A-grade extroverts may cheerfully launch into small talk, but it can make everyone else a little uncomfortable. So, introverts in particular can dread this seemingly inescapable early phase of an interview.
A great way to form quick connections is to have people talk about themselves and show interest. Because introverts are naturally good listeners and observers, when you ask for an opinion, the attention received is always appreciated.
For instance, try to find some little thing your interviewer is familiar with. You might notice the coffee shop nearest the office where you’re taking the interview. “I just went to the Kaffeine King, is that the best place round here to get a coffee?” Then listen attentively as they happily share their view on something other than the weather!
4. Fake it ‘til you make it
Most of us have a mask of some sort, most of the time. We have our ‘office face’, our ‘home’ face, our ‘relaxing with close friends’ face etc. It’s perfectly normal to put on a brave face and wear a smile, even if you don’t feel it. That thing about first impressions is true. And last ones. Start with a bold, smiling greeting, “Hi, I’m Bruce!”. And leave with a “It was great to meet you, thanks so much for this opportunity,” and you’ll make a strong impression.
An interviewer may see through your disguise but also recognise your effort. Ultimately, what’s really being judged isn’t how well you handle interviews nearly so much as gathering the impression of how well you believe you can do the job. If you don’t come across as supremely confident in your presentation, it won’t matter nearly as much as if you can demonstrate confidence in your abilities.
5. Own your introversion
It couldn’t even hurt in the interview to mention that you’re introverted (it’s a feature, not a fault), lots of people are. You’re not alone.
Reinforce that, as an introvert, you’re an active listener and learner. And that it’s a strength that you give things deep thought to make considered decisions. While you may not be comfortable ‘selling’ yourself, describing a passion for an industry should be easier. You’re not bragging, this is merely informing.
At the end of the day, it’s important to remember that introversion is not a flaw or something or you need to change – it is simply an aspect of your personality.
There’s nothing wrong with needing to spend time alone, preferring your own company, or having only a few friends. What really matters is that you feel comfortable with your personality and accept yourself as you are.
And, like anything, the more interviews you take, the more confident you’ll become doing them. Trust in yourself and your ability and that right job will come.
Some additional interview resources
We’ve compiled a number of blogs to help you prepare and boost your confidence in different stages of the interview process – before, during and after. The more familiar you become with proven strategies, the easier it will all become.
- How to prepare for an FDM interview
- What is the STAR method and how to use it for interviews

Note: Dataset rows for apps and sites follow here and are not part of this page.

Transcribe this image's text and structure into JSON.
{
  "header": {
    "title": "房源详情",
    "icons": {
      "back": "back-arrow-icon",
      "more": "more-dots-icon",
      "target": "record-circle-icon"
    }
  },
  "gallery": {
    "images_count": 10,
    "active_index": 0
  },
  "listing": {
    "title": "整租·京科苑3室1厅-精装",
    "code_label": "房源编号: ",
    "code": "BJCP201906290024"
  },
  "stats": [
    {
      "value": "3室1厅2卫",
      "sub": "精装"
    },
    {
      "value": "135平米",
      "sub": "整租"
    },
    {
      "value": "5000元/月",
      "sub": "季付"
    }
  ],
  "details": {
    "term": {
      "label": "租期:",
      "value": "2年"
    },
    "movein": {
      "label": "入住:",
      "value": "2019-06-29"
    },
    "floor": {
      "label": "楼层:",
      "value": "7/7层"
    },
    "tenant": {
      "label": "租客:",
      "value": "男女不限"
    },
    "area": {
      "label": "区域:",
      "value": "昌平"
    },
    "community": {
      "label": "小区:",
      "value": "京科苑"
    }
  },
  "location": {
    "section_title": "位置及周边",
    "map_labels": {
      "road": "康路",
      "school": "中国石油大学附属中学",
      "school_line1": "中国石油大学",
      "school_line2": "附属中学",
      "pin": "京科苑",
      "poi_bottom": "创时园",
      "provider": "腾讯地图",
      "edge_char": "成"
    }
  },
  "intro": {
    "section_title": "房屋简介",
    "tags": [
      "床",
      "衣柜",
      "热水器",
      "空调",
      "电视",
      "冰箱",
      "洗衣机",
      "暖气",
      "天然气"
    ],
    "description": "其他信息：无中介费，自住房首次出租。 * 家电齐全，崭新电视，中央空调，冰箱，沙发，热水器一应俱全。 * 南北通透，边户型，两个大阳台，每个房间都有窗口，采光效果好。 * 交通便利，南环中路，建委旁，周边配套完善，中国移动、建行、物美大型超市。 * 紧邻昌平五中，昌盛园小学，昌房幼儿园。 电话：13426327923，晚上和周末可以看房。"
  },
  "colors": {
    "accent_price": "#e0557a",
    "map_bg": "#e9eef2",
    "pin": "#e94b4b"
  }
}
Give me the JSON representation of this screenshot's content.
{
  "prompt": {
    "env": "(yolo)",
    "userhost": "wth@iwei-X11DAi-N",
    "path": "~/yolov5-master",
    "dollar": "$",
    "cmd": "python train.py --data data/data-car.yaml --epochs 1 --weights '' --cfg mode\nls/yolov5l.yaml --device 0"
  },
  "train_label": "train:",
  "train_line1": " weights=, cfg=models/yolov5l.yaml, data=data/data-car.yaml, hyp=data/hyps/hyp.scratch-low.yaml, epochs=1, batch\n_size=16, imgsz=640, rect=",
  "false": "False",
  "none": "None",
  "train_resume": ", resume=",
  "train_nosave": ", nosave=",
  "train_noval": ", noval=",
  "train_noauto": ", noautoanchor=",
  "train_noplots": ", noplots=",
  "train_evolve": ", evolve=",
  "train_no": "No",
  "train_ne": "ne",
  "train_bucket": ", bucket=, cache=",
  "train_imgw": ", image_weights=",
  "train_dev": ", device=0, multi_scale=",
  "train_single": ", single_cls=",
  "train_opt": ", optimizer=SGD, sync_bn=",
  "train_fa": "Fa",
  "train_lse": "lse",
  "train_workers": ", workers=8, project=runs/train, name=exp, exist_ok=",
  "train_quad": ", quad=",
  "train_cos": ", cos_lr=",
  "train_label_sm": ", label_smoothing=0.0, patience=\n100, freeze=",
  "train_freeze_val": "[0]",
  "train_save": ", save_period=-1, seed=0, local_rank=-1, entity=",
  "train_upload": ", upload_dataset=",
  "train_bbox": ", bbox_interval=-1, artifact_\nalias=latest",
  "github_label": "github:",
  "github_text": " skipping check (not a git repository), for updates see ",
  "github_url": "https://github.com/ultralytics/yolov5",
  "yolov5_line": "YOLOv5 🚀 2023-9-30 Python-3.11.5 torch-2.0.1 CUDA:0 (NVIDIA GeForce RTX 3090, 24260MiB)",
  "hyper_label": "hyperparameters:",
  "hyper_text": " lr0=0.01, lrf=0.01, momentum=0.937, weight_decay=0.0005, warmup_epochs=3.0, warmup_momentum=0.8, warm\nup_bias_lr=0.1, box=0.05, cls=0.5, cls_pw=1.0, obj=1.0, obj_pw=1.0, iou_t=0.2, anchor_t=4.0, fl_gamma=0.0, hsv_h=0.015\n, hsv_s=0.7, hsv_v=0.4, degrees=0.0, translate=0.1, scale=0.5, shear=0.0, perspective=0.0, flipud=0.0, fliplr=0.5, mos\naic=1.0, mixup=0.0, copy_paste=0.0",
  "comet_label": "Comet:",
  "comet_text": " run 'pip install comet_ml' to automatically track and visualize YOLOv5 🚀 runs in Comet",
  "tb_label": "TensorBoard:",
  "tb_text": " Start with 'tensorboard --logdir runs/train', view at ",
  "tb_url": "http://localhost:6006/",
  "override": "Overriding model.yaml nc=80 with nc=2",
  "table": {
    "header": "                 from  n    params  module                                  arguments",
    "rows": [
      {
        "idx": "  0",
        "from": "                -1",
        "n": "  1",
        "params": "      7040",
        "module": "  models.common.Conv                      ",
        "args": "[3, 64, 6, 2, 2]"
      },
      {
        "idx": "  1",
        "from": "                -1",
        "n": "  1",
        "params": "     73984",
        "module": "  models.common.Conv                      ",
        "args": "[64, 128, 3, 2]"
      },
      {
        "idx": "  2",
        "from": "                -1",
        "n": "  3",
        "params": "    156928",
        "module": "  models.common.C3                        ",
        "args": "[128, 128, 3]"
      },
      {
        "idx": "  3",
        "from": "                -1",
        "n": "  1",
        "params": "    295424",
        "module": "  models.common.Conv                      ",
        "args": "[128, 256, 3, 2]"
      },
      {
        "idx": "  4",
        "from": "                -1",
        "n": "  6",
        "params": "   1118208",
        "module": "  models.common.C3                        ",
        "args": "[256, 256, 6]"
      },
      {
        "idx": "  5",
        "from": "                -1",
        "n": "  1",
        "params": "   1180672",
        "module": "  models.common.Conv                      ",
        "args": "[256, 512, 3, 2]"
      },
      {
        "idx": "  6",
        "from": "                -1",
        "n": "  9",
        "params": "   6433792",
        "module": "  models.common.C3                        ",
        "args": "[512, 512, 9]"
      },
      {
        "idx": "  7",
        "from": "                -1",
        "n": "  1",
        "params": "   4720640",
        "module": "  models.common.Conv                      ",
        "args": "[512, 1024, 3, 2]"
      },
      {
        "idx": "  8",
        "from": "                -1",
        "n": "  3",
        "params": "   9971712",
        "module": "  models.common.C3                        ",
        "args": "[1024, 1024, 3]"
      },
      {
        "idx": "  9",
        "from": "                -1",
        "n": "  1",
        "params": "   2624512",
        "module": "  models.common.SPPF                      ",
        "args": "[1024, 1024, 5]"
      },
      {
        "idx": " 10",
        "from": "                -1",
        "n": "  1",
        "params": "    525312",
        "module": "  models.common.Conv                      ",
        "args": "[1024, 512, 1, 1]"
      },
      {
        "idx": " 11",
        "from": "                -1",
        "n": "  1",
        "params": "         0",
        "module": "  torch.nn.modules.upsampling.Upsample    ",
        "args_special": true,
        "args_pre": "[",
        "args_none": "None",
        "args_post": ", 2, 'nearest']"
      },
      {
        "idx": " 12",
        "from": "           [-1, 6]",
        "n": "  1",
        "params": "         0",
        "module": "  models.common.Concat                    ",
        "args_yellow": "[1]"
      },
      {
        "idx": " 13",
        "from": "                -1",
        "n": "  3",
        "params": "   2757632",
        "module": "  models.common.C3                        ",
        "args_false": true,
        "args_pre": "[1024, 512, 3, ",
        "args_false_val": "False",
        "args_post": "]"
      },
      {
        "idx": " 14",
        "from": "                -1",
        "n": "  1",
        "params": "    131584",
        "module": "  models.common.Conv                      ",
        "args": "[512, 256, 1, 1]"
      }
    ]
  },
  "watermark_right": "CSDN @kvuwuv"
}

- How to ace a video interview
- 12 questions to ask after an interview
FDM is committed to your success
As we’ve seen in recent times, enforced isolation can be tough – with many graduates fresh out of university being plunged into lockdown. Now, as we gradually start returning to the workplace, this unfamiliar personal interaction can be challenging for anyone. So, at FDM, we ensure our graduate programs prepare you for the transition to a group working environment.
Our academy equips you with all the specific technical skills you need to step into a role and thrive. But we also recognise the importance of the so-called ‘soft skills’. From interviews to team collaboration to the ability to communicate confidently in interpersonal scenarios, we’ll help make everything as smooth and stress-free as possible.
Then, after being placed as a consultant, we’ll stay in touch with guidance and support, and initiatives to help you feel connected. We’ve got your back.